It’s been a rough year for bitcoin to say the least. Coming off a year when the price of the cryptocurrency notched a 5,317 percent return, the coin’s value has decreased slowly yet surely, coming in at Sept 16 at $470 BTC, representing a loss of nearly 40 percent on the year. To stave this off an even further plunge, a trend has developed in the bitcoin community, specifically in their attitude towards businesses that they feel should accept bitcoin as payment. The pressure is on companies to not just accept bitcoin, but to show loyalty to the concept itself.
The relationship between loyalty to the ideology of bitcoin and its price point is a complicated one. The price of BTC is the main concern to non-ideological investors, or those who got into the currency hoping to realize a repeat of the returns the coin had realized consistently since its inception in 2009.
But bitcoin isn’t just another commodity to many holders, ones who frequent popular forums like r/bitcoin.
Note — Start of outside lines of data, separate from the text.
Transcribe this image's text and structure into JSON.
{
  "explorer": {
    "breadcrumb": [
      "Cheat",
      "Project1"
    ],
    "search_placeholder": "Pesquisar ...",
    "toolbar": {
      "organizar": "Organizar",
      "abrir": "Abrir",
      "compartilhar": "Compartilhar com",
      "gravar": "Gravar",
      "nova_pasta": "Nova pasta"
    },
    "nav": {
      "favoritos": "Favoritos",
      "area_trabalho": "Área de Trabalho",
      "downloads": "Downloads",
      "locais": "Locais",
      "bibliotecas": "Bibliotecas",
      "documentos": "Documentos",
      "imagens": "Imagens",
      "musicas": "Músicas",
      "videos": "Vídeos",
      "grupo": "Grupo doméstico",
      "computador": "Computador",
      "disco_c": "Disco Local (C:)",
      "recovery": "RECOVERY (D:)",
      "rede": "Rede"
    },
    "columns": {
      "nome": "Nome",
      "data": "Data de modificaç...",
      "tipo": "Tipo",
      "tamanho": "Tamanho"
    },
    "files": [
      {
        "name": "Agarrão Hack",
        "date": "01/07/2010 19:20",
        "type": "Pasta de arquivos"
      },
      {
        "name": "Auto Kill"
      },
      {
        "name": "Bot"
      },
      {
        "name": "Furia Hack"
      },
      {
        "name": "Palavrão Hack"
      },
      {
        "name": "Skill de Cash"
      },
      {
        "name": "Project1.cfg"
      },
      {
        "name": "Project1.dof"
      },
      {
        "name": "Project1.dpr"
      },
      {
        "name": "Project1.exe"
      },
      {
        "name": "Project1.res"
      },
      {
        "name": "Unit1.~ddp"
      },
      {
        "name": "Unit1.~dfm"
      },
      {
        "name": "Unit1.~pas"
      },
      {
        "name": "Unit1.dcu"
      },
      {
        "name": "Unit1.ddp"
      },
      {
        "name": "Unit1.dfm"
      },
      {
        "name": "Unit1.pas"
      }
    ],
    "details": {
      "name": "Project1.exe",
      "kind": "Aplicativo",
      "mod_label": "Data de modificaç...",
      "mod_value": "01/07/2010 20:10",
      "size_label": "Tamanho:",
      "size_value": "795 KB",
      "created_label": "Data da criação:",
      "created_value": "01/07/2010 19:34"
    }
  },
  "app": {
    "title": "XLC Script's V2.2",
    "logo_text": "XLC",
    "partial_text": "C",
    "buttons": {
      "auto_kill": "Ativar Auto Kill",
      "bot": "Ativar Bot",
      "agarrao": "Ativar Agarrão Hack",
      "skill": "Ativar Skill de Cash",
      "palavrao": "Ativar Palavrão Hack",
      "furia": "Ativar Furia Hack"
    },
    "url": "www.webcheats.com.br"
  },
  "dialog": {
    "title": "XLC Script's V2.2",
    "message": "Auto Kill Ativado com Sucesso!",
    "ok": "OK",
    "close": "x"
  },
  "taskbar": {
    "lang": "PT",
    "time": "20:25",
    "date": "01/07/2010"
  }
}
They are committed to the larger socio-economic implications of what makes bitcoin different from the yuan or the baht or even the almighty US dollar. They are ideologically invested in seeing bitcoin succeed not just as an investment, but as the currency of the future.
This is first exemplified in how they push for more and more businesses to accept the currency as payment for services. Overstock (OSTK) , Virgin, NewEgg, music site Grooveshark to name a few. Each new business that accepts bitcoin is another link the chain that supports its usefulness, which is a necessity for a functioning currency that doesn’t exist solely as a wealth storage vehicle or as a speculative instrument. That is, getting companies to accept bitcoin helps construct a functional economy that is not measured in terms of bitcoin-to-dollar, but bitcoin-to-bitcoin.
Of course, this means that businesses that accept bitcoin cannot convert that bitcoin immediately to dollars on the sly. This act slowly yet surely impact the overall price negatively.
Businesses now can’t just take bitcoin. They have to promise they won’t convert. Like when Overstock's CEO claimed they do not convert 10 percent of the BTC they receive. Or when an audit revealed Bitstamp kept 100 percent of their bitcoin as bitcoin. Or more recently when nascent web biz Baron Fig told r/bitcoin they were accepting BTC, the title addressed it right off the bat: “We’re a small business, we hold our coins.”
It’s not enough for companies to just say they’re catering to the bitcoin aficionados. They now have to promise that they too are in it for the long haul, just like them.
Because if they’re not, bitcoin will continue to slide in value. This means little to companies that convert to USD immediately. But it means much to those who need to see a return on their ideological and financial investment in bitcoin.
What does this mean going forward? Expect to see businesses have to somehow prove they’re holding their coins. That they’re doing their part to prop up the currency’s price for those with the most at stake. If bitcoin’s price keeps dropping, its adherents will get more panicked. And they will insist more and more that when companies accept bitcoin, they’re accepting it for good.